Leave every picture out. Set down all the lines below exactly.
***** Records provided
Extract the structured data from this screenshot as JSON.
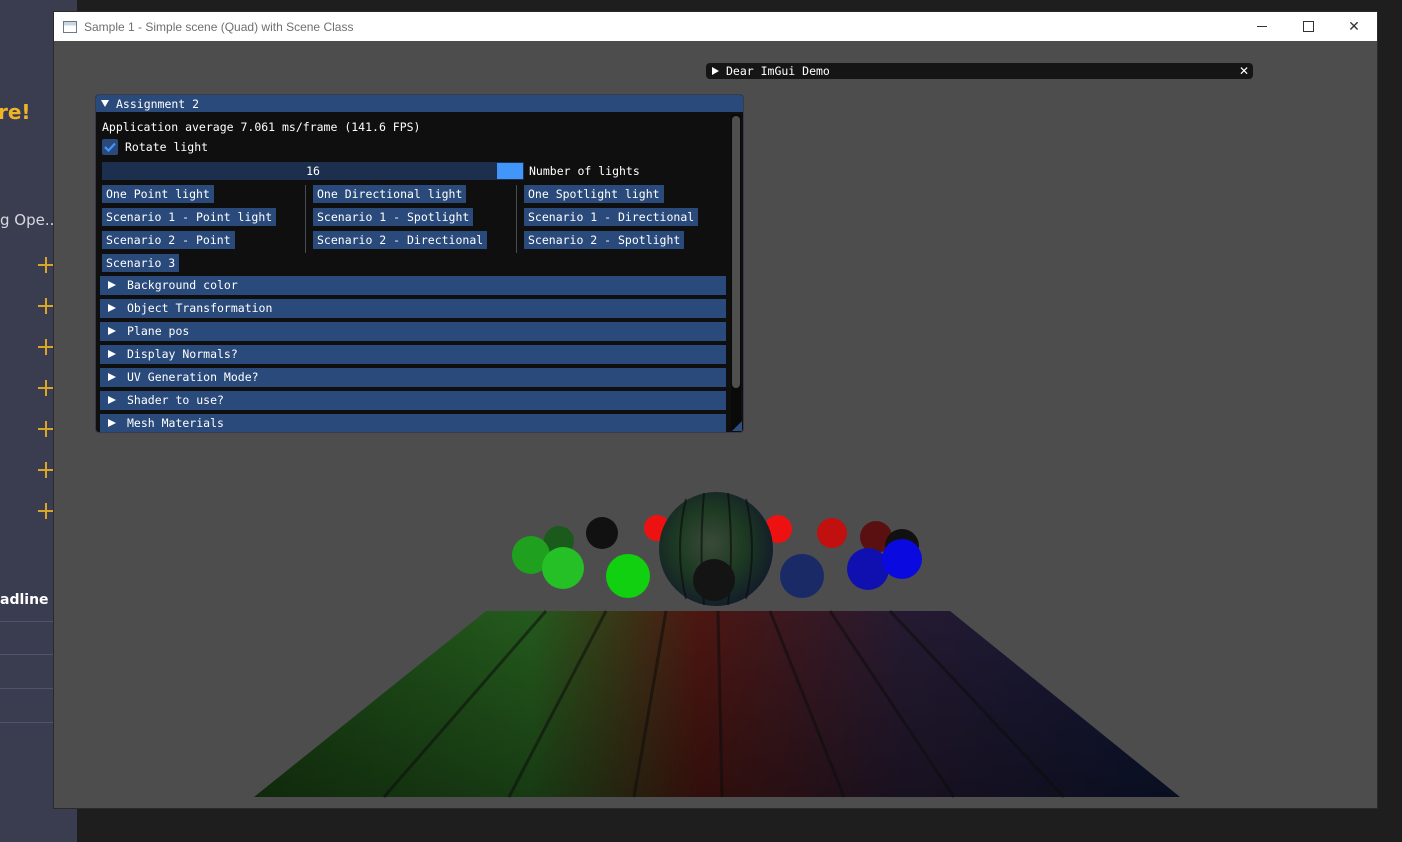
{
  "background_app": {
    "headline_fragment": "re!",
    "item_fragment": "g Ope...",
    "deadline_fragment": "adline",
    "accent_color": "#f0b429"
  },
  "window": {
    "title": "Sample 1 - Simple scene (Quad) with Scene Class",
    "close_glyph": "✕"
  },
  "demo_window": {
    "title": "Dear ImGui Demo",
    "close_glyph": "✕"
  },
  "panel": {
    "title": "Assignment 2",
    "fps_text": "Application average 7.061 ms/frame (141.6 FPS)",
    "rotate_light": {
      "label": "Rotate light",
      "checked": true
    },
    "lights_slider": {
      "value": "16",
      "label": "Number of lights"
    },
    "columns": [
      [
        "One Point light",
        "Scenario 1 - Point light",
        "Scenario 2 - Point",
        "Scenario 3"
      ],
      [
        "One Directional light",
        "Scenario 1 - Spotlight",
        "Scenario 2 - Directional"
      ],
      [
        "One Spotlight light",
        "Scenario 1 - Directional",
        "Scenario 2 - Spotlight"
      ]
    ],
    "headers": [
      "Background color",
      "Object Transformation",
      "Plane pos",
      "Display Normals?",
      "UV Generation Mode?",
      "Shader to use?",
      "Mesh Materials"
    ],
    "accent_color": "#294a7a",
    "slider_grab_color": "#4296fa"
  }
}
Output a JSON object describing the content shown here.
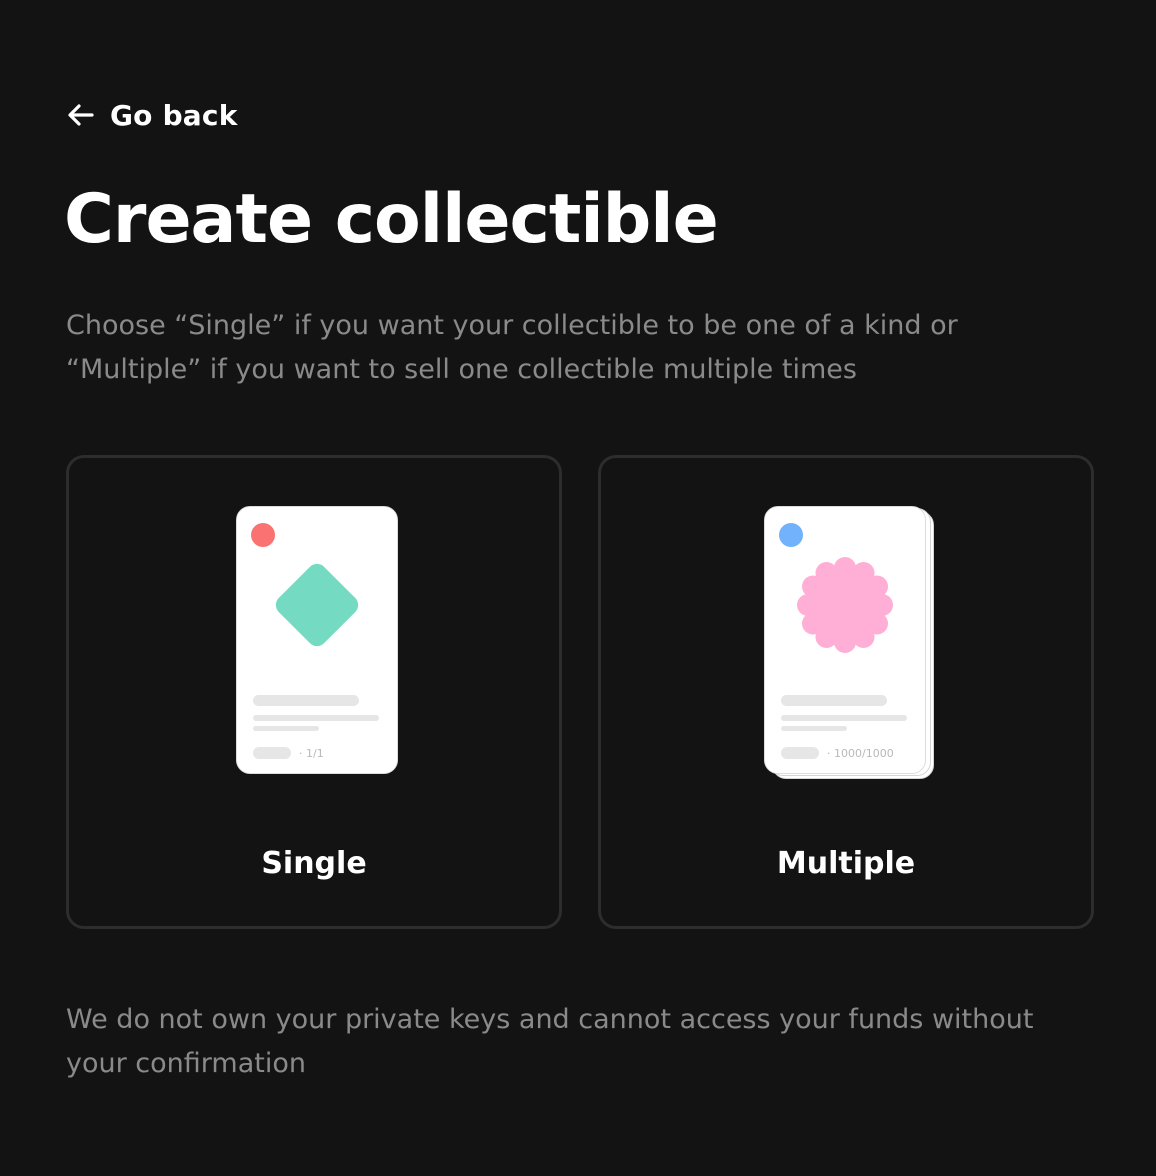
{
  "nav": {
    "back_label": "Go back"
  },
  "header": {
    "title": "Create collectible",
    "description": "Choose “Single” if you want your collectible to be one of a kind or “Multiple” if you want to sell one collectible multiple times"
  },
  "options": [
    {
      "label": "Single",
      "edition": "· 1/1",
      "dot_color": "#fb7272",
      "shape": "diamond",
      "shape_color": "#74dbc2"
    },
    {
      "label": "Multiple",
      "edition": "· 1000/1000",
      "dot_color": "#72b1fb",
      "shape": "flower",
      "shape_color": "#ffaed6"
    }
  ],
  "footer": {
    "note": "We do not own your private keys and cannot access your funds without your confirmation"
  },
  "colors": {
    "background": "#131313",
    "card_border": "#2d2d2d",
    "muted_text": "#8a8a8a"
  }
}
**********
#### Response
Extract the structured data from this screenshot as JSON.
{
  "background_app": {
    "headline_fragment": "re!",
    "item_fragment": "g Ope...",
    "deadline_fragment": "adline",
    "accent_color": "#f0b429"
  },
  "window": {
    "title": "Sample 1 - Simple scene (Quad) with Scene Class",
    "close_glyph": "✕"
  },
  "demo_window": {
    "title": "Dear ImGui Demo",
    "close_glyph": "✕"
  },
  "panel": {
    "title": "Assignment 2",
    "fps_text": "Application average 7.061 ms/frame (141.6 FPS)",
    "rotate_light": {
      "label": "Rotate light",
      "checked": true
    },
    "lights_slider": {
      "value": "16",
      "label": "Number of lights"
    },
    "columns": [
      [
        "One Point light",
        "Scenario 1 - Point light",
        "Scenario 2 - Point",
        "Scenario 3"
      ],
      [
        "One Directional light",
        "Scenario 1 - Spotlight",
        "Scenario 2 - Directional"
      ],
      [
        "One Spotlight light",
        "Scenario 1 - Directional",
        "Scenario 2 - Spotlight"
      ]
    ],
    "headers": [
      "Background color",
      "Object Transformation",
      "Plane pos",
      "Display Normals?",
      "UV Generation Mode?",
      "Shader to use?",
      "Mesh Materials"
    ],
    "accent_color": "#294a7a",
    "slider_grab_color": "#4296fa"
  }
}
Output a JSON object describing the content shown here.
{
  "nav": {
    "back_label": "Go back"
  },
  "header": {
    "title": "Create collectible",
    "description": "Choose “Single” if you want your collectible to be one of a kind or “Multiple” if you want to sell one collectible multiple times"
  },
  "options": [
    {
      "label": "Single",
      "edition": "· 1/1",
      "dot_color": "#fb7272",
      "shape": "diamond",
      "shape_color": "#74dbc2"
    },
    {
      "label": "Multiple",
      "edition": "· 1000/1000",
      "dot_color": "#72b1fb",
      "shape": "flower",
      "shape_color": "#ffaed6"
    }
  ],
  "footer": {
    "note": "We do not own your private keys and cannot access your funds without your confirmation"
  },
  "colors": {
    "background": "#131313",
    "card_border": "#2d2d2d",
    "muted_text": "#8a8a8a"
  }
}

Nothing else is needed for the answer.